Edgar looked up at him, his expression growing even darker. Joey’s smirk grew, too. They started talking in tones low enough that I couldn’t make them out. I needed to get closer, close enough to eavesdrop and, with any luck, get a gander at whatever was in that envelope.
No one was looking my way. I set down the duster, took off my flats so I’d be extra quiet when I started running, and shrank.
Changing size in public without attracting any attention requires both practice and good fortune. The most fortunate thing that can happen is to find out you’re one of the maybe one in twelve or thirteen shifters who can change the size of what they’re wearing or holding with them. I am. Even so, that still left me about two inches high in a room that had just become incredibly dangerous. I could be flattened by an errant step or just an idle shift of a shoe, and if I wanted to stay hidden, I couldn’t scream “watch your paws” at the top of my thimble-sized lungs. And while I only had five and a half yards of floor space to cross to get to the bookshelf beside their table, in scale that was running two football fields just to tackle a vertical cliff. I dashed toward, then along, the base of the shelves.
When you’re this size, you know what the thing you really notice is? It’s not how regular-sized joes are giants, or the magnified wonder of the natural world, or even how an overturned pint glass can trap you. (You can knock it over by growing if nothing’s holding it down, but you can’t break it by growing: you’ll crack before that thick glass does.) No, what you notice is what a bad job most people do at cleaning. My run kicked up a sandstorm of dust and, worse, cigarette ash. Fortunately, I didn’t see the kind of grime that attracted insects.
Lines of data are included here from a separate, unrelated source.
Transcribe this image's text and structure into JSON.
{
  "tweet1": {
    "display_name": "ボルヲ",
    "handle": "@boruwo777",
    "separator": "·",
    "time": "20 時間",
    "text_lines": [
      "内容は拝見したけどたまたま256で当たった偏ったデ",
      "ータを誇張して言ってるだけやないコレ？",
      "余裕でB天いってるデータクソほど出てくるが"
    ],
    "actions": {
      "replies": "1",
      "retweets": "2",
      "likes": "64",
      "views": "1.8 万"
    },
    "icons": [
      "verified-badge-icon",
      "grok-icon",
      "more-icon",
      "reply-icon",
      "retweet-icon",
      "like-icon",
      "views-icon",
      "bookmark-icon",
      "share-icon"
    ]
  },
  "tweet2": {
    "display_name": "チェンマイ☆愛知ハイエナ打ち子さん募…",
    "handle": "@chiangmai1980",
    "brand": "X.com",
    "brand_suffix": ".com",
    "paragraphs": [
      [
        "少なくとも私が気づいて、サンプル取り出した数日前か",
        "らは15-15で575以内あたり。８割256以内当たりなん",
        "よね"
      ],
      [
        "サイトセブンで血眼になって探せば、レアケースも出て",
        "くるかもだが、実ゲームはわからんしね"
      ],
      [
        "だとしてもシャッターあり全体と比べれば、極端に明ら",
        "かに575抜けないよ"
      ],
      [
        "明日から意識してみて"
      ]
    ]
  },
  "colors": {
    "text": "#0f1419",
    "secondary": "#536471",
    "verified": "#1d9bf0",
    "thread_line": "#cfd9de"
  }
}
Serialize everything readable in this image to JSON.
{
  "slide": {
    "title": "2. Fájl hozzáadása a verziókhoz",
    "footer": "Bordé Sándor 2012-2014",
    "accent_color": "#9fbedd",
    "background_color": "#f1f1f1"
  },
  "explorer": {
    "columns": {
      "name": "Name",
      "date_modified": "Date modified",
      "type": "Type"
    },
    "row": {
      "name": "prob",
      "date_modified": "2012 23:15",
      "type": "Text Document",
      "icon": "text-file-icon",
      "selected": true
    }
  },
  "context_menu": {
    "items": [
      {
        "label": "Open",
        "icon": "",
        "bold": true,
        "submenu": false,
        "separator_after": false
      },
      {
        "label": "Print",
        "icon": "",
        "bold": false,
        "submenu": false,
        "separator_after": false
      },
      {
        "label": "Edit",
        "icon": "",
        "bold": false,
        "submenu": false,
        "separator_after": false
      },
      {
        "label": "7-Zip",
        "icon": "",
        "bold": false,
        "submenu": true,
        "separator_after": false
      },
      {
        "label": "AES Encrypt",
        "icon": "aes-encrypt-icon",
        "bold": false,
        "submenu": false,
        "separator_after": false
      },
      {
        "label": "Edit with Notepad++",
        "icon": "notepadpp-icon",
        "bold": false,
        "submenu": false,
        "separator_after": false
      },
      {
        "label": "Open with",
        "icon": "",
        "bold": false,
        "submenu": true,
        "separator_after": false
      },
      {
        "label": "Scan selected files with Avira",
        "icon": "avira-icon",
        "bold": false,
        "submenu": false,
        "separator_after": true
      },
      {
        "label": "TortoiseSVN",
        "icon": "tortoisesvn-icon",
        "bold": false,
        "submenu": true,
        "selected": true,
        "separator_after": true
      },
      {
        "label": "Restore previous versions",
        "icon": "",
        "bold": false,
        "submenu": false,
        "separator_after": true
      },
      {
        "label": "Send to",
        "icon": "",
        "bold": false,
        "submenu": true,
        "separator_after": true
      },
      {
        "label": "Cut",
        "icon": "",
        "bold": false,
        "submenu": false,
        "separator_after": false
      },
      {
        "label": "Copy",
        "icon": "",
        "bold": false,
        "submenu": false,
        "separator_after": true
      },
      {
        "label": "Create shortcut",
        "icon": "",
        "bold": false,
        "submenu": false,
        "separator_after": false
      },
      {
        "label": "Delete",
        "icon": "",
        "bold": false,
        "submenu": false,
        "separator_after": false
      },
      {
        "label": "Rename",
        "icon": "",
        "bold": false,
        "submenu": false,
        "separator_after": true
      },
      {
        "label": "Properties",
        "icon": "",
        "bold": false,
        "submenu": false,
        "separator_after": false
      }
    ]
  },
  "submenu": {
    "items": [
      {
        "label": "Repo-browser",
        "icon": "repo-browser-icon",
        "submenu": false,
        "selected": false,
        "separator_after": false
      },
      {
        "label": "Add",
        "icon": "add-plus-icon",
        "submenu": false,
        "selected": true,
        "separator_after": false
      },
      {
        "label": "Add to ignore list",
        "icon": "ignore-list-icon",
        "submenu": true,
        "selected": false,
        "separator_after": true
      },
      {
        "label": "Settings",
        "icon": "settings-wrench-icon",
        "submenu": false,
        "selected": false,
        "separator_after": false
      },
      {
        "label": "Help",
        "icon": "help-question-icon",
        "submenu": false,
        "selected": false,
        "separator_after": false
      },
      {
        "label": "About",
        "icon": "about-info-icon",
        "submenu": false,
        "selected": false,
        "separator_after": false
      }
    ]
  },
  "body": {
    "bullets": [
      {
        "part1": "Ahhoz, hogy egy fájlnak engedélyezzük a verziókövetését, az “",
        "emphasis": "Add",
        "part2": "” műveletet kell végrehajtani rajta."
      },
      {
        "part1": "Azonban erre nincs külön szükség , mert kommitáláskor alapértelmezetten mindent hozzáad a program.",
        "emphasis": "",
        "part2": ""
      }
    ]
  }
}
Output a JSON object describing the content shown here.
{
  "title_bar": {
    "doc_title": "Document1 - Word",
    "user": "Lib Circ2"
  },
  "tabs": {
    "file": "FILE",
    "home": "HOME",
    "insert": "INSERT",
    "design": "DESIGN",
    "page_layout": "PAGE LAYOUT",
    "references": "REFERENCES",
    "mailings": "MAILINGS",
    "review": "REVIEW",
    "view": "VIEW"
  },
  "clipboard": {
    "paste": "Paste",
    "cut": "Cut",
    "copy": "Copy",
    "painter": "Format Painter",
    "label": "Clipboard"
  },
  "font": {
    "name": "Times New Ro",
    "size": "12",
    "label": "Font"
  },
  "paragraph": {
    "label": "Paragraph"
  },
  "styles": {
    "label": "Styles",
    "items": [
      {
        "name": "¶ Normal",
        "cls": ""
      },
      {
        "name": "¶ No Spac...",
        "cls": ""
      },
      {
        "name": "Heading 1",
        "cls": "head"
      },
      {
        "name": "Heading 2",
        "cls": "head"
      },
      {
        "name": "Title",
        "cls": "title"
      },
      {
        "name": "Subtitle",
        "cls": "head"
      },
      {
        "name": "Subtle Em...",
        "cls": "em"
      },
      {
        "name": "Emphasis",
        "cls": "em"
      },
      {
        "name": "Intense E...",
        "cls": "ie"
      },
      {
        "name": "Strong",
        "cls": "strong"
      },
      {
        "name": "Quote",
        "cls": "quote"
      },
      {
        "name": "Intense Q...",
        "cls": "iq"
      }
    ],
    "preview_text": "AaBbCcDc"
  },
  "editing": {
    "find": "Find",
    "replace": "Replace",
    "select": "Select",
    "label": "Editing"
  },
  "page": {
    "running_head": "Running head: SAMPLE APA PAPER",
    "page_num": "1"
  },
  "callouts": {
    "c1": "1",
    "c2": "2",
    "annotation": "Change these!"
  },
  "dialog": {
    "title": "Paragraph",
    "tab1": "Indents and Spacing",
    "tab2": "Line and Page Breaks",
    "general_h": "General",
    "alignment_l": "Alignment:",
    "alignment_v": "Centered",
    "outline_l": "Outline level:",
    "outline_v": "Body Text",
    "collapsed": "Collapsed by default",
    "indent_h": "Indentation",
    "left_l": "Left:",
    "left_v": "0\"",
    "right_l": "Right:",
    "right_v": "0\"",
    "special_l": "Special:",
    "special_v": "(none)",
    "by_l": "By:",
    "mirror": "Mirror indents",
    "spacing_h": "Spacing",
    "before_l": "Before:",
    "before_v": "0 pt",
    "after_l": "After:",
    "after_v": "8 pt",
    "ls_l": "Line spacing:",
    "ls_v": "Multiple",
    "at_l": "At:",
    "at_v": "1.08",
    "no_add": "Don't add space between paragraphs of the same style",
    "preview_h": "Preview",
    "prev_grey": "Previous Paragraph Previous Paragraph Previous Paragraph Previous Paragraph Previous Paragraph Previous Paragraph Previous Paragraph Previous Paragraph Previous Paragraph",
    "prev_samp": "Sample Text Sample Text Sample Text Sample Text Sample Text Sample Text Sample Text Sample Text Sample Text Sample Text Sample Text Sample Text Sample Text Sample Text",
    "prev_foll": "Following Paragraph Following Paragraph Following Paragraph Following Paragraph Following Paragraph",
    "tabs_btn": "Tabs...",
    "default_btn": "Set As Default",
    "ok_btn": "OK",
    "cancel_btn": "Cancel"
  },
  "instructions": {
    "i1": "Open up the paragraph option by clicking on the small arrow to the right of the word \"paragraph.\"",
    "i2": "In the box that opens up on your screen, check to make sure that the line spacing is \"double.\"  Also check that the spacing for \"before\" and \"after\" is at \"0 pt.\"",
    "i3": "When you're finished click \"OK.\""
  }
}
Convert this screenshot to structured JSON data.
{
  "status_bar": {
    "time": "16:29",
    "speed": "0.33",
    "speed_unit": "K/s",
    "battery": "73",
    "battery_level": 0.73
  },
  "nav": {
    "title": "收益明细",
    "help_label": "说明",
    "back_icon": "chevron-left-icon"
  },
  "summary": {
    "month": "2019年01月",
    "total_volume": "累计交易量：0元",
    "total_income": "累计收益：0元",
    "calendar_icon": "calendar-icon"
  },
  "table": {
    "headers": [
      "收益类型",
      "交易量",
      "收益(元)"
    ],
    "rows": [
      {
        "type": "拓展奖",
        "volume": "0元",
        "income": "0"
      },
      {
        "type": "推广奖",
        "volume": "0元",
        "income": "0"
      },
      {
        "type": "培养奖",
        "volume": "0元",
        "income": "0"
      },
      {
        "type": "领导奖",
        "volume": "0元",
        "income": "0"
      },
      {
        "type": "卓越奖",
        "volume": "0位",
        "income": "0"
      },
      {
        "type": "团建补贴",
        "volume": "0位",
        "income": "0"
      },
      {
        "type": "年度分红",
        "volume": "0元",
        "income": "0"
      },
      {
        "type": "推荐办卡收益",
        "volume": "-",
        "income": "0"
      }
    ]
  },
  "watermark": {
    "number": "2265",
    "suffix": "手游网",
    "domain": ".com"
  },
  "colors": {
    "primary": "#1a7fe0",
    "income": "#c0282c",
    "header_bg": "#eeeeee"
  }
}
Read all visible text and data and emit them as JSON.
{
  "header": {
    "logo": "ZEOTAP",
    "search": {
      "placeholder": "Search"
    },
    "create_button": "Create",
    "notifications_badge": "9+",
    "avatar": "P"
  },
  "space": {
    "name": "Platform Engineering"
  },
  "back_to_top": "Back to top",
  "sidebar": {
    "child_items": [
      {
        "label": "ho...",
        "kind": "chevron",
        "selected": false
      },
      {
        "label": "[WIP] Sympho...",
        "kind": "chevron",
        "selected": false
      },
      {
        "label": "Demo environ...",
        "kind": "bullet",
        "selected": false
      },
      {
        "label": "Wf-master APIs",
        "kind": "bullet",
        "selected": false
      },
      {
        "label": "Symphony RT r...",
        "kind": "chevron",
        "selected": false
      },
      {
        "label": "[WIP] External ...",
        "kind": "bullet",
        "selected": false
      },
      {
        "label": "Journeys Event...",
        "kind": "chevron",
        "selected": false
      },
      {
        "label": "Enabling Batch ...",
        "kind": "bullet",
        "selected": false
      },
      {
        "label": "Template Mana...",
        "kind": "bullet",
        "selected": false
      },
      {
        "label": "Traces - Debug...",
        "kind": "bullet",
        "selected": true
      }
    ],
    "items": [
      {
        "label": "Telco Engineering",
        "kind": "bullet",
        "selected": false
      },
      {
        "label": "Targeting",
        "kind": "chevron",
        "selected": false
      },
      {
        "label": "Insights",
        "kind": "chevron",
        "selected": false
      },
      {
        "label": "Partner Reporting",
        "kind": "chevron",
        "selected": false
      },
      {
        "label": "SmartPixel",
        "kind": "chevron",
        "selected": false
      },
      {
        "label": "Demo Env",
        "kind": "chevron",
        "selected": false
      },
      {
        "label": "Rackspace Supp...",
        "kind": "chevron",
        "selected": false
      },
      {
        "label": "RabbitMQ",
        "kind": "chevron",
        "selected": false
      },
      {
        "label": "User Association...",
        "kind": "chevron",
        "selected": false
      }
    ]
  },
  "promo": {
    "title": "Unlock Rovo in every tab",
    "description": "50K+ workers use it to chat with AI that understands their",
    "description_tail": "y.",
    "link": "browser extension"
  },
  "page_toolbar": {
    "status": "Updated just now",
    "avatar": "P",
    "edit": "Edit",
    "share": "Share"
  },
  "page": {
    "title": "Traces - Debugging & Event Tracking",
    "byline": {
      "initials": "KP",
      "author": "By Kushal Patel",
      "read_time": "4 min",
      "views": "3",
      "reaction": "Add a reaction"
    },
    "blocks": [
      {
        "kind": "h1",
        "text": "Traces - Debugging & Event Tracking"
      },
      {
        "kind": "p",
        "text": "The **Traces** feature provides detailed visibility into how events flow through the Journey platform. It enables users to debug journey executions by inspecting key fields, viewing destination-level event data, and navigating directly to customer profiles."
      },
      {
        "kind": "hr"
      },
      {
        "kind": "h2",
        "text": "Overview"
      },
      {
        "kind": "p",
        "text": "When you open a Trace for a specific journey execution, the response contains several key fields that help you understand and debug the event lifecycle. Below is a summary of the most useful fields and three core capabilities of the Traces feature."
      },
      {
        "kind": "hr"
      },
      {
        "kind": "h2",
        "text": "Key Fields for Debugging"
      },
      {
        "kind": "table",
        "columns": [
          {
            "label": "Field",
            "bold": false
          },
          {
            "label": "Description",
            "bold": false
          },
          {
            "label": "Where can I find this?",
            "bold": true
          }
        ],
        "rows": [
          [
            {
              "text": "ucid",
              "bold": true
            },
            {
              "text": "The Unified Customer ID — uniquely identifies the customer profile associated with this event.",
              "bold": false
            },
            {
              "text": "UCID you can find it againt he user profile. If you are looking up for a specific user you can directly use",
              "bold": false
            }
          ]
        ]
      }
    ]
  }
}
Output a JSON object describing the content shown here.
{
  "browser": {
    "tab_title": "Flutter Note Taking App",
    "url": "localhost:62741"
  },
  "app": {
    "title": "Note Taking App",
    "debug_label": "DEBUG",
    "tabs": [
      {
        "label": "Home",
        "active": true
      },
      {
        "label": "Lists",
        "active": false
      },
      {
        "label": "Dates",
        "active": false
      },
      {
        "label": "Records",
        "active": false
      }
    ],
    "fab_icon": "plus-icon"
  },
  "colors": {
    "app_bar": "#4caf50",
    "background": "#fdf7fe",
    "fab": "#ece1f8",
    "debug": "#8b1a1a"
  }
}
Take it from me, you do not want to meet a bug that’s bigger than you are.
Even more fortunately, the run only took me about half a minute. And, when you’re barepawed—and a cat—you can climb up the edge of a wooden bookcase pretty easy, as long as you don’t look down. Once I reached the fourth shelf, I caught my breath, wiped my paws off on the spine of Gulliver’s Travels, and crept closer to Joey and Eddie’s little heart-to-heart.
The weasel was reaching into the envelope; the fox gripped the side of the table with his free hand, his ears folding back. “Stop,” he hissed. “I don’t need to see them again.”
“Oh, I think you do, my friend,” Joey said. “Because if you remembered just what these pictures show, you would understand that we tell you when you’ve paid enough, not the other way around.” Waving the envelope around like he was signaling semaphore, he raised his voice a couple decibels, making Edgar glance around frantically. “How many of your companions at this posh club have seen these? I bet, oh…” He pulled out a glossy photo with a stage magician’s flourish. “This one would be a huge hit, don’t you think? Accent on huge.”
I could see enough of the image that I could feel my eyes trying to bug out like a cartoon. I expected it to show Edgar with another woman, and boy, did it ever. Not just any woman. A giantess.